Exercise objective
Only lines holding the word "Employee" are wanted from the records; copy all of them.

[Start of section]

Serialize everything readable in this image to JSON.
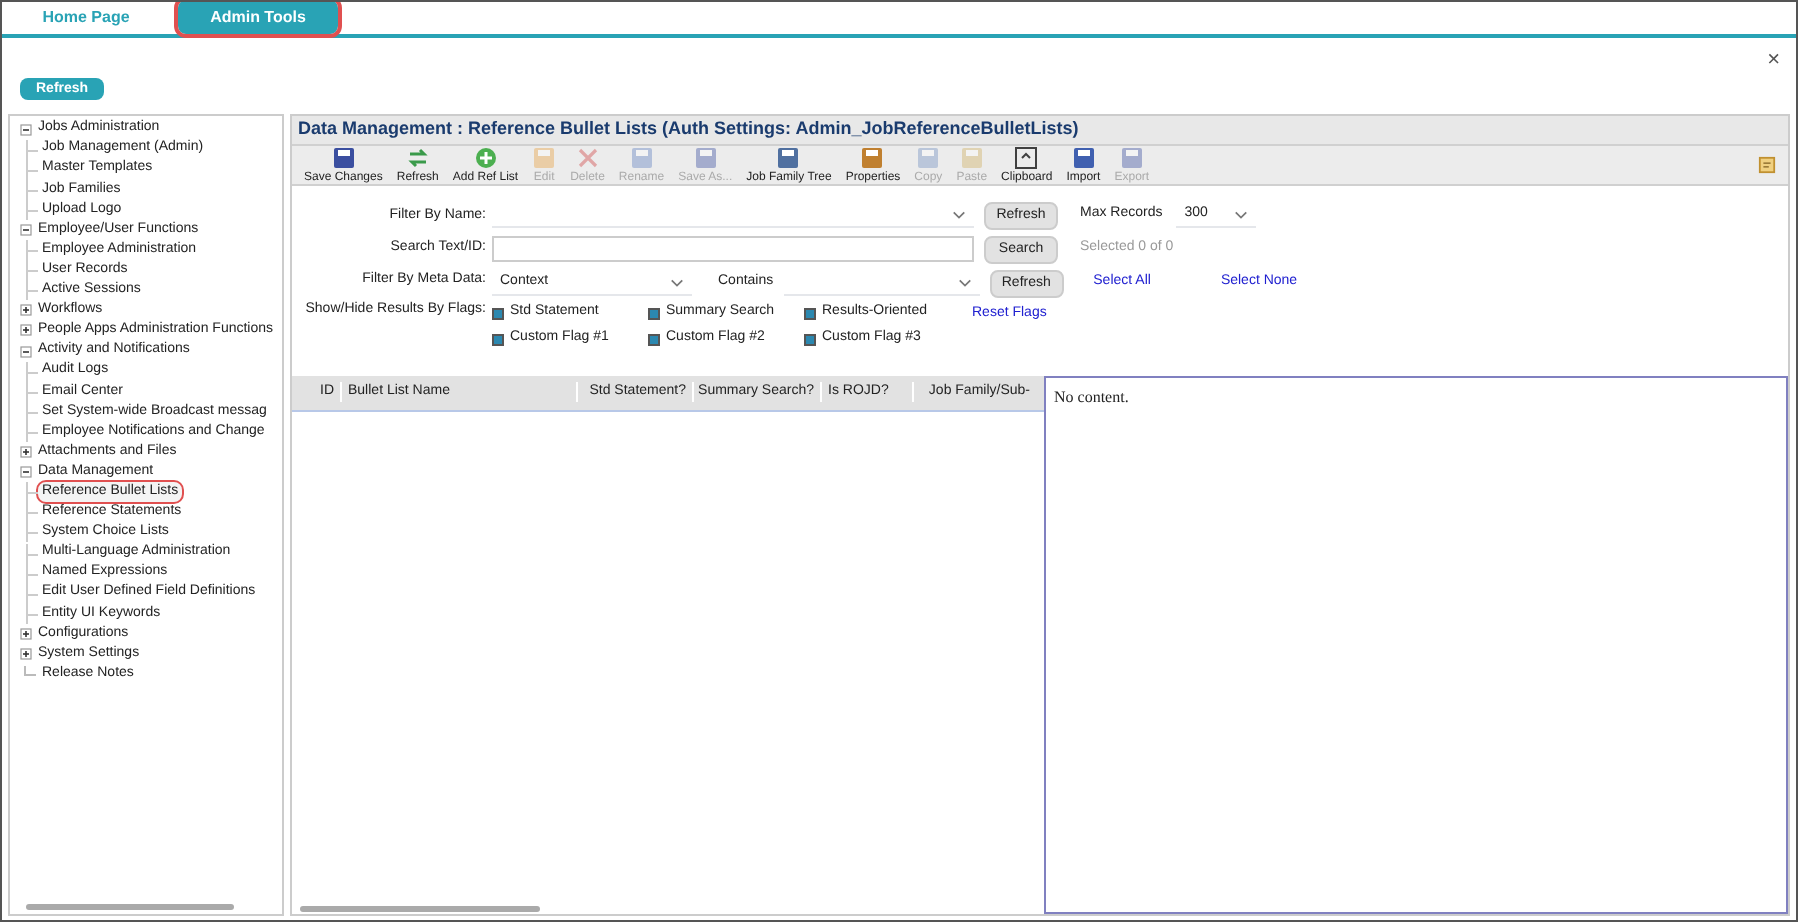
{
  "tabs": [
    {
      "label": "Home Page",
      "selected": false
    },
    {
      "label": "Admin Tools",
      "selected": true
    }
  ],
  "close": "×",
  "refresh_button": "Refresh",
  "tree": [
    {
      "label": "Jobs Administration",
      "expanded": true,
      "children": [
        {
          "label": "Job Management (Admin)",
          "selected": false
        },
        {
          "label": "Master Templates",
          "selected": false
        },
        {
          "label": "Job Families",
          "selected": false
        },
        {
          "label": "Upload Logo",
          "selected": false
        }
      ]
    },
    {
      "label": "Employee/User Functions",
      "expanded": true,
      "children": [
        {
          "label": "Employee Administration",
          "selected": false
        },
        {
          "label": "User Records",
          "selected": false
        },
        {
          "label": "Active Sessions",
          "selected": false
        }
      ]
    },
    {
      "label": "Workflows",
      "expanded": false
    },
    {
      "label": "People Apps Administration Functions",
      "expanded": false
    },
    {
      "label": "Activity and Notifications",
      "expanded": true,
      "children": [
        {
          "label": "Audit Logs",
          "selected": false
        },
        {
          "label": "Email Center",
          "selected": false
        },
        {
          "label": "Set System-wide Broadcast messag",
          "selected": false
        },
        {
          "label": "Employee Notifications and Change",
          "selected": false
        }
      ]
    },
    {
      "label": "Attachments and Files",
      "expanded": false
    },
    {
      "label": "Data Management",
      "expanded": true,
      "children": [
        {
          "label": "Reference Bullet Lists",
          "selected": true
        },
        {
          "label": "Reference Statements",
          "selected": false
        },
        {
          "label": "System Choice Lists",
          "selected": false
        },
        {
          "label": "Multi-Language Administration",
          "selected": false
        },
        {
          "label": "Named Expressions",
          "selected": false
        },
        {
          "label": "Edit User Defined Field Definitions",
          "selected": false
        },
        {
          "label": "Entity UI Keywords",
          "selected": false
        }
      ]
    },
    {
      "label": "Configurations",
      "expanded": false
    },
    {
      "label": "System Settings",
      "expanded": false
    },
    {
      "label": "Release Notes",
      "kind": "leaf"
    }
  ],
  "panel_title": "Data Management : Reference Bullet Lists (Auth Settings: Admin_JobReferenceBulletLists)",
  "toolbar": [
    {
      "label": "Save Changes",
      "disabled": false
    },
    {
      "label": "Refresh",
      "disabled": false
    },
    {
      "label": "Add Ref List",
      "disabled": false
    },
    {
      "label": "Edit",
      "disabled": true
    },
    {
      "label": "Delete",
      "disabled": true
    },
    {
      "label": "Rename",
      "disabled": true
    },
    {
      "label": "Save As...",
      "disabled": true
    },
    {
      "label": "Job Family Tree",
      "disabled": false
    },
    {
      "label": "Properties",
      "disabled": false
    },
    {
      "label": "Copy",
      "disabled": true
    },
    {
      "label": "Paste",
      "disabled": true
    },
    {
      "label": "Clipboard",
      "disabled": false
    },
    {
      "label": "Import",
      "disabled": false
    },
    {
      "label": "Export",
      "disabled": true
    }
  ],
  "filter_by_name": {
    "label": "Filter By Name:",
    "button": "Refresh"
  },
  "max_records": {
    "label": "Max Records",
    "value": "300"
  },
  "search": {
    "label": "Search Text/ID:",
    "button": "Search"
  },
  "selected_count": "Selected 0 of 0",
  "meta": {
    "label": "Filter By Meta Data:",
    "value": "Context",
    "operator": "Contains",
    "button": "Refresh"
  },
  "select_all": "Select All",
  "select_none": "Select None",
  "flags": {
    "label": "Show/Hide Results By Flags:",
    "items": [
      {
        "label": "Std Statement",
        "checked": true
      },
      {
        "label": "Summary Search",
        "checked": true
      },
      {
        "label": "Results-Oriented",
        "checked": true
      },
      {
        "label": "Custom Flag #1",
        "checked": true
      },
      {
        "label": "Custom Flag #2",
        "checked": true
      },
      {
        "label": "Custom Flag #3",
        "checked": true
      }
    ],
    "reset": "Reset Flags"
  },
  "table": {
    "columns": [
      "ID",
      "Bullet List Name",
      "Std Statement?",
      "Summary Search?",
      "Is ROJD?",
      "Job Family/Sub-"
    ]
  },
  "preview": "No content."
}
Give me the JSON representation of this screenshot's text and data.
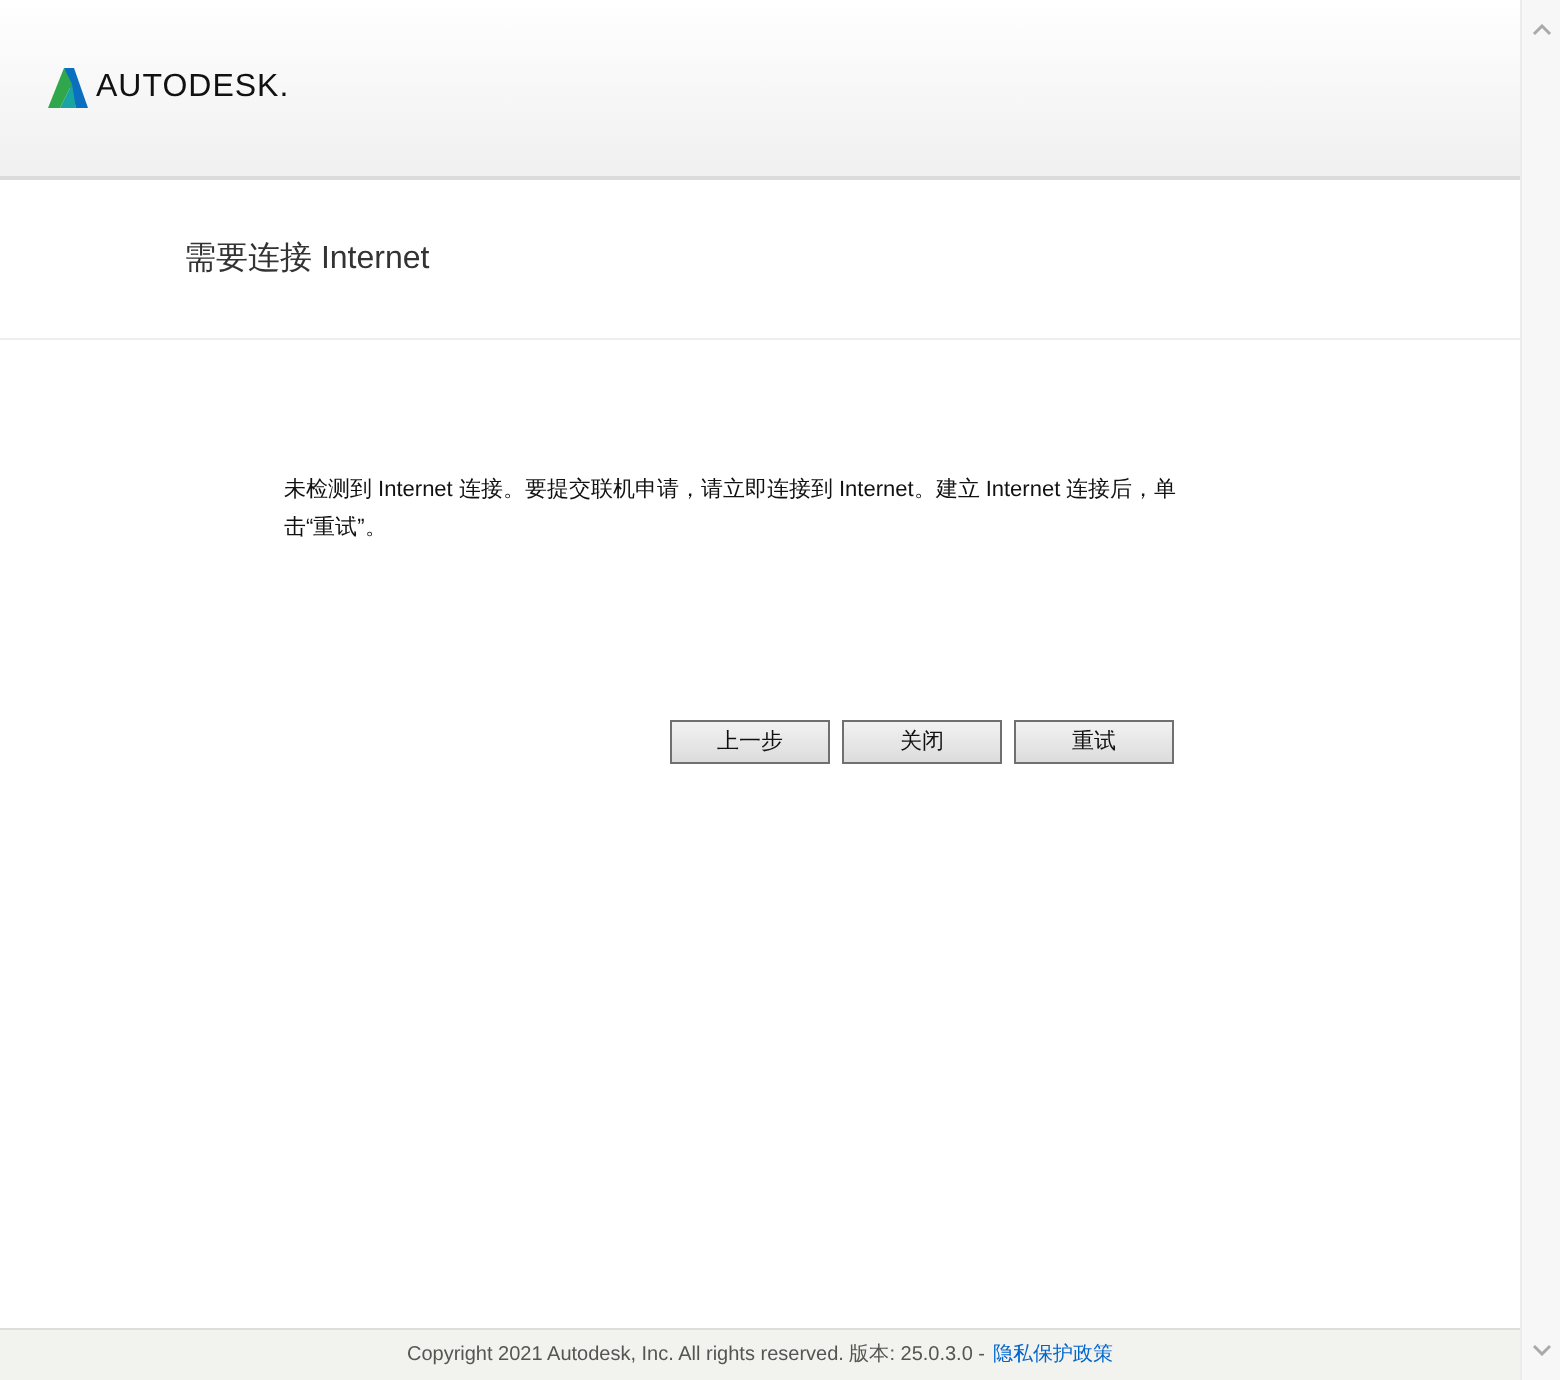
{
  "header": {
    "logo_text": "AUTODESK."
  },
  "title": "需要连接 Internet",
  "message": "未检测到 Internet 连接。要提交联机申请，请立即连接到 Internet。建立 Internet 连接后，单击“重试”。",
  "buttons": [
    "上一步",
    "关闭",
    "重试"
  ],
  "footer": {
    "copyright": "Copyright 2021 Autodesk, Inc. All rights reserved. 版本: 25.0.3.0 -",
    "link": "隐私保护政策"
  }
}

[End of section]

Answer box
      "label": "Employee/User Functions",
          "label": "Employee Administration",
          "label": "Employee Notifications and Change",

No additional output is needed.